[Website and app data records]
'''

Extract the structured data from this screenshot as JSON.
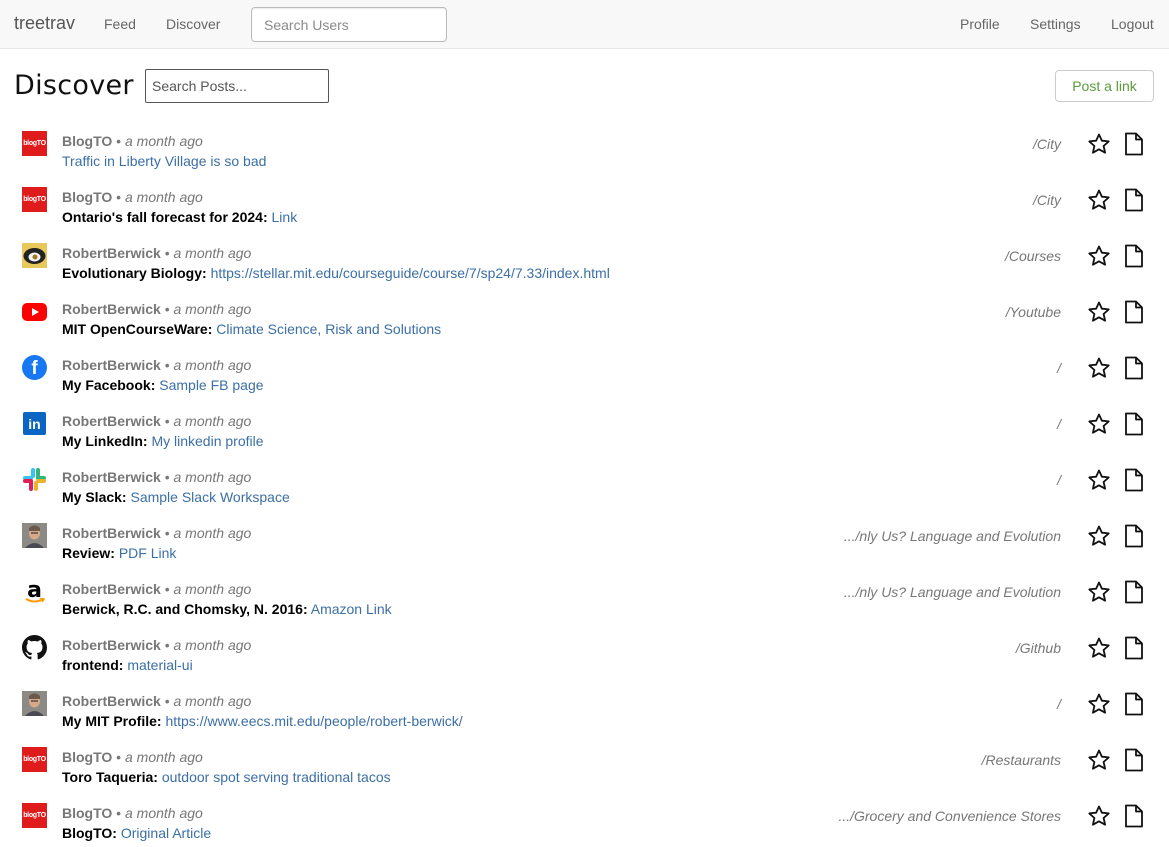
{
  "navbar": {
    "brand": "treetrav",
    "links": {
      "feed": "Feed",
      "discover": "Discover"
    },
    "search_placeholder": "Search Users",
    "right": {
      "profile": "Profile",
      "settings": "Settings",
      "logout": "Logout"
    }
  },
  "page": {
    "title": "Discover",
    "search_placeholder": "Search Posts...",
    "post_button": "Post a link"
  },
  "posts": [
    {
      "icon": "blogto-icon",
      "author": "BlogTO",
      "time": "a month ago",
      "label": "",
      "link": "Traffic in Liberty Village is so bad",
      "path": "/City"
    },
    {
      "icon": "blogto-icon",
      "author": "BlogTO",
      "time": "a month ago",
      "label": "Ontario's fall forecast for 2024:",
      "link": "Link",
      "path": "/City"
    },
    {
      "icon": "mit-courses-icon",
      "author": "RobertBerwick",
      "time": "a month ago",
      "label": "Evolutionary Biology:",
      "link": "https://stellar.mit.edu/courseguide/course/7/sp24/7.33/index.html",
      "path": "/Courses"
    },
    {
      "icon": "youtube-icon",
      "author": "RobertBerwick",
      "time": "a month ago",
      "label": "MIT OpenCourseWare:",
      "link": "Climate Science, Risk and Solutions",
      "path": "/Youtube"
    },
    {
      "icon": "facebook-icon",
      "author": "RobertBerwick",
      "time": "a month ago",
      "label": "My Facebook:",
      "link": "Sample FB page",
      "path": "/"
    },
    {
      "icon": "linkedin-icon",
      "author": "RobertBerwick",
      "time": "a month ago",
      "label": "My LinkedIn:",
      "link": "My linkedin profile",
      "path": "/"
    },
    {
      "icon": "slack-icon",
      "author": "RobertBerwick",
      "time": "a month ago",
      "label": "My Slack:",
      "link": "Sample Slack Workspace",
      "path": "/"
    },
    {
      "icon": "person-photo-icon",
      "author": "RobertBerwick",
      "time": "a month ago",
      "label": "Review:",
      "link": "PDF Link",
      "path": ".../nly Us? Language and Evolution"
    },
    {
      "icon": "amazon-icon",
      "author": "RobertBerwick",
      "time": "a month ago",
      "label": "Berwick, R.C. and Chomsky, N. 2016:",
      "link": "Amazon Link",
      "path": ".../nly Us? Language and Evolution"
    },
    {
      "icon": "github-icon",
      "author": "RobertBerwick",
      "time": "a month ago",
      "label": "frontend:",
      "link": "material-ui",
      "path": "/Github"
    },
    {
      "icon": "person-photo-icon",
      "author": "RobertBerwick",
      "time": "a month ago",
      "label": "My MIT Profile:",
      "link": "https://www.eecs.mit.edu/people/robert-berwick/",
      "path": "/"
    },
    {
      "icon": "blogto-icon",
      "author": "BlogTO",
      "time": "a month ago",
      "label": "Toro Taqueria:",
      "link": "outdoor spot serving traditional tacos",
      "path": "/Restaurants"
    },
    {
      "icon": "blogto-icon",
      "author": "BlogTO",
      "time": "a month ago",
      "label": "BlogTO:",
      "link": "Original Article",
      "path": ".../Grocery and Convenience Stores"
    }
  ],
  "icon_text": {
    "blogto": "blogTO",
    "facebook": "f",
    "linkedin": "in",
    "amazon": "a"
  },
  "colors": {
    "link": "#3b6fa6",
    "post_button": "#5a9a3c",
    "blogto": "#e01b1b",
    "youtube": "#ff0000",
    "facebook": "#1877f2",
    "linkedin": "#0a66c2"
  }
}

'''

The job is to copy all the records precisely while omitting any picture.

• _Result_
Extract the structured data from this screenshot as JSON.
{
  "navbar": {
    "brand": "treetrav",
    "links": {
      "feed": "Feed",
      "discover": "Discover"
    },
    "search_placeholder": "Search Users",
    "right": {
      "profile": "Profile",
      "settings": "Settings",
      "logout": "Logout"
    }
  },
  "page": {
    "title": "Discover",
    "search_placeholder": "Search Posts...",
    "post_button": "Post a link"
  },
  "posts": [
    {
      "icon": "blogto-icon",
      "author": "BlogTO",
      "time": "a month ago",
      "label": "",
      "link": "Traffic in Liberty Village is so bad",
      "path": "/City"
    },
    {
      "icon": "blogto-icon",
      "author": "BlogTO",
      "time": "a month ago",
      "label": "Ontario's fall forecast for 2024:",
      "link": "Link",
      "path": "/City"
    },
    {
      "icon": "mit-courses-icon",
      "author": "RobertBerwick",
      "time": "a month ago",
      "label": "Evolutionary Biology:",
      "link": "https://stellar.mit.edu/courseguide/course/7/sp24/7.33/index.html",
      "path": "/Courses"
    },
    {
      "icon": "youtube-icon",
      "author": "RobertBerwick",
      "time": "a month ago",
      "label": "MIT OpenCourseWare:",
      "link": "Climate Science, Risk and Solutions",
      "path": "/Youtube"
    },
    {
      "icon": "facebook-icon",
      "author": "RobertBerwick",
      "time": "a month ago",
      "label": "My Facebook:",
      "link": "Sample FB page",
      "path": "/"
    },
    {
      "icon": "linkedin-icon",
      "author": "RobertBerwick",
      "time": "a month ago",
      "label": "My LinkedIn:",
      "link": "My linkedin profile",
      "path": "/"
    },
    {
      "icon": "slack-icon",
      "author": "RobertBerwick",
      "time": "a month ago",
      "label": "My Slack:",
      "link": "Sample Slack Workspace",
      "path": "/"
    },
    {
      "icon": "person-photo-icon",
      "author": "RobertBerwick",
      "time": "a month ago",
      "label": "Review:",
      "link": "PDF Link",
      "path": ".../nly Us? Language and Evolution"
    },
    {
      "icon": "amazon-icon",
      "author": "RobertBerwick",
      "time": "a month ago",
      "label": "Berwick, R.C. and Chomsky, N. 2016:",
      "link": "Amazon Link",
      "path": ".../nly Us? Language and Evolution"
    },
    {
      "icon": "github-icon",
      "author": "RobertBerwick",
      "time": "a month ago",
      "label": "frontend:",
      "link": "material-ui",
      "path": "/Github"
    },
    {
      "icon": "person-photo-icon",
      "author": "RobertBerwick",
      "time": "a month ago",
      "label": "My MIT Profile:",
      "link": "https://www.eecs.mit.edu/people/robert-berwick/",
      "path": "/"
    },
    {
      "icon": "blogto-icon",
      "author": "BlogTO",
      "time": "a month ago",
      "label": "Toro Taqueria:",
      "link": "outdoor spot serving traditional tacos",
      "path": "/Restaurants"
    },
    {
      "icon": "blogto-icon",
      "author": "BlogTO",
      "time": "a month ago",
      "label": "BlogTO:",
      "link": "Original Article",
      "path": ".../Grocery and Convenience Stores"
    }
  ],
  "icon_text": {
    "blogto": "blogTO",
    "facebook": "f",
    "linkedin": "in",
    "amazon": "a"
  },
  "colors": {
    "link": "#3b6fa6",
    "post_button": "#5a9a3c",
    "blogto": "#e01b1b",
    "youtube": "#ff0000",
    "facebook": "#1877f2",
    "linkedin": "#0a66c2"
  }
}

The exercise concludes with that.